The federal subsidy for ethanol production – currently $0.51 per gallon – is set to expire at the end of 2007 (1). Unless congress extends the credit (again), consumers may finally get to pay market price for ethanol. Prior to the recent passage of the energy bill, it was widely assumed that the credit would be extended, because ethanol is still not competitive with gasoline without the credit. In fact, the recently released Hirsch report (2) on Peak Oil stated:
The market for ethanol derived from biomass is influenced by federal requirements and facilitated by generous federal and state tax subsidies.
Ethanol from biomass is currently utilized in the transportation market, not because it is competitive, but because it is mandated and highly subsidized.
So, how is ethanol going to fare if the credit expires at the end of 2007? Fortunately for the ethanol proponents, the recently passed energy bill mandates an increase in ethanol usage from the current level of 4 billion gallons up to 7.5 billion gallons within 10 years. It would seem to me that since it is mandated, the subsidy will no longer be required. However, the full costs will then be passed on to the consumer instead of hidden away.
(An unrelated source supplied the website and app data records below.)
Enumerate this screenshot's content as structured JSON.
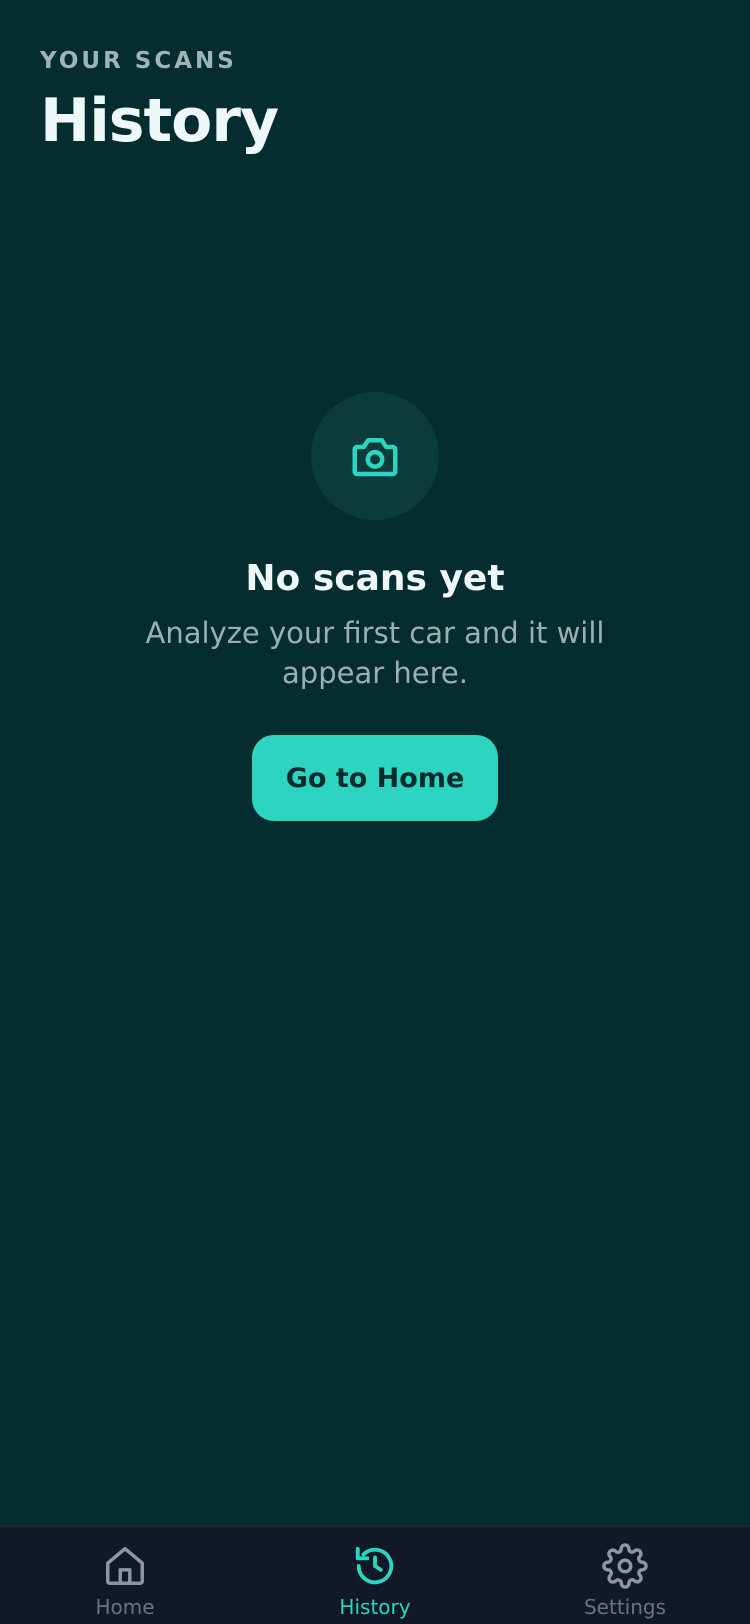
{
  "header": {
    "eyebrow": "YOUR SCANS",
    "title": "History"
  },
  "empty_state": {
    "icon": "camera-icon",
    "title": "No scans yet",
    "description": "Analyze your first car and it will appear here.",
    "button_label": "Go to Home"
  },
  "tabbar": {
    "active": "History",
    "items": [
      {
        "label": "Home",
        "icon": "home-icon"
      },
      {
        "label": "History",
        "icon": "history-icon"
      },
      {
        "label": "Settings",
        "icon": "gear-icon"
      }
    ]
  },
  "colors": {
    "background": "#052c2e",
    "accent": "#2dd4bf",
    "tabbar": "#111827",
    "muted_text": "#9db0b1"
  }
}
This will amount to a rise in gasoline prices combined with a decline in gas mileage for gasoline blends containing ethanol.
However, let’s consider what it means for E85, the 85% ethanol blend. Unless you have been living in a cave, you have seen the hype surrounding the E85 vehicles being pushed by GM with their “live green, go yellow” campaign (3). People are fueling up with subsidized E85 all over the Midwest. As I write this you can get E85 around Minnesota and Wisconsin for $2.25. But what would it cost without the subsidy? The closing price of ethanol on the CBT on Friday, April 14th was $2.71 a gallon (4). The closing price of mid-grade gasoline on the same date was $2.11 a gallon. So, ignoring state and federal gasoline taxes, E85 without any state or federal subsidies based on today’s prices would cost 0.85*$2.71 + 0.15*$2.11, or $2.62. The price is $0.51 higher than gasoline, and you will get worse gas mileage. The DOE lists the gas mileage of various flex fuel vehicles running on E85 and gasoline (5). A Ford Taurus, for instance, is reported to get 29 mpg on the highway running on gasoline, and 21 mpg running on E85.
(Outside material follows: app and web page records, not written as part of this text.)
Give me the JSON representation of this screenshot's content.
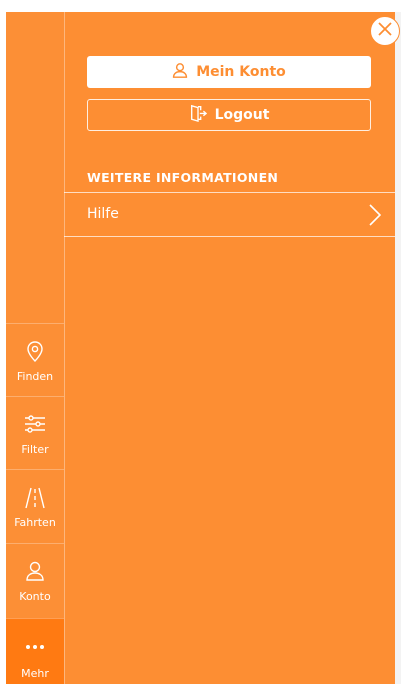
{
  "colors": {
    "accent": "#fd8e33",
    "accent_dark": "#ff7a12",
    "text_on_accent": "#ffffff"
  },
  "sidebar": {
    "items": [
      {
        "label": "Finden",
        "icon": "location-pin-icon"
      },
      {
        "label": "Filter",
        "icon": "sliders-icon"
      },
      {
        "label": "Fahrten",
        "icon": "road-icon"
      },
      {
        "label": "Konto",
        "icon": "user-icon"
      },
      {
        "label": "Mehr",
        "icon": "more-dots-icon",
        "active": true
      }
    ]
  },
  "menu": {
    "account_button": {
      "label": "Mein Konto",
      "icon": "user-icon"
    },
    "logout_button": {
      "label": "Logout",
      "icon": "logout-door-icon"
    },
    "section_title": "WEITERE INFORMATIONEN",
    "items": [
      {
        "label": "Hilfe",
        "icon": "chevron-right-icon"
      }
    ]
  },
  "close_button": {
    "icon": "close-icon"
  }
}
So, let’s fill our Taurus up and see how much it costs (minus state and federal taxes), and how far we can drive. A quick Google search indicates that the Taurus has an 18 gallon gas tank. If we fill it with E85, it is going to cost us $47.16, and we are going to be able to drive it 378 miles. If we fill it with mid-grade gasoline, it is going to cost us $37.98 and we are going to be able to drive it 522 miles. For every 1,000 miles driven, we are going to pay $72.76 using gasoline and $124.76 using E85. This indicates to me that if the subsidies actually do disappear then so will the market for E85.
Of course, this won’t stop us from using ethanol, since it is now mandated into our fuel supply. What I think it will do is dry up E85 demand and shift all of the ethanol into a 10% ethanol blend where it’s disadvantages can be more easily hidden. In this case, it would only increase the true cost of gasoline by $0.08 a gallon (again based on today’s prices). Gas mileage would be decreased by only 1-2 mpg, so consumers are more likely to absorb the slightly increased costs from an E10 blend than they would from an E85 blend.
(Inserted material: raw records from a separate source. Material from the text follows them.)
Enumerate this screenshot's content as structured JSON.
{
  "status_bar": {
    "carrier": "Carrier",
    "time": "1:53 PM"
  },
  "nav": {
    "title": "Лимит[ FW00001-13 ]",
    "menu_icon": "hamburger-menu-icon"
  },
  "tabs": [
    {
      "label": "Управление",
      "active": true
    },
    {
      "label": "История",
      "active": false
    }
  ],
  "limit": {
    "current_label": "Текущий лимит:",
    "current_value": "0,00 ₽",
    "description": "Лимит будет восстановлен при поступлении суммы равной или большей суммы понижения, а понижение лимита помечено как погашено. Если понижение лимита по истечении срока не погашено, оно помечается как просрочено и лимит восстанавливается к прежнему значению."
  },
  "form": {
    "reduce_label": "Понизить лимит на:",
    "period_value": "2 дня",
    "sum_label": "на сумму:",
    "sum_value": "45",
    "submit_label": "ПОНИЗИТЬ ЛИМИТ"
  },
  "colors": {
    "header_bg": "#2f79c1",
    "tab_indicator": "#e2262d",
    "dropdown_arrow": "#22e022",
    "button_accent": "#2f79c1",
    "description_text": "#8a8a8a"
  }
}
There are a couple of caveats. What I have given in the previous paragraph is the true cost of using E85. It is possible that taxpayers will continue in one way or another to subsidize use of E85. There are various state subsidies, and I don’t know what the status is for each individual state. You may find that the price varies wildly from one state to another. I am also assuming that E85 won’t receive waivers of state and federal taxes. I am not sure what the law stipulates on this. (If someone has additional information here, let me know and I will modify this section). Finally, I am assuming that since ethanol is mandated, the federal subsidy will be allowed to expire as scheduled at the end of 2007.
For those who presume that this argument will be moot because grain ethanol will eventually be cheaper than gasoline due to additional technological improvements, consider this graph from the official Nebraska government website :
At no time in the past 23 years has the average annual rack price of ethanol been cheaper than that for mid-grade gasoline. The ethanol market did soften a bit last year due to some overcapacity, leading to a narrowing of the gap. But if we look at 2006, the gap has widened back out. There is no reason to believe at this point that grain ethanol as it is typically produced will ever compete with gasoline, even if gasoline becomes much more expensive. Reference 1 – a paper from the DOE – states as much:
The production of ethanol from corn is a mature technology that is not likely to see significant reductions in production costs.
I will say that there are some options for reducing production costs, as I touched on in Improving the Prospects for Grain Ethanol . Some of these options are pie in the sky, but some are already taking place. I predict that the economics of grain ethanol via coal will be far superior to using natural gas, and more and more plants will be built using coal as an energy source. (Note that this is what I predict will happen, not what I would prefer to see happen).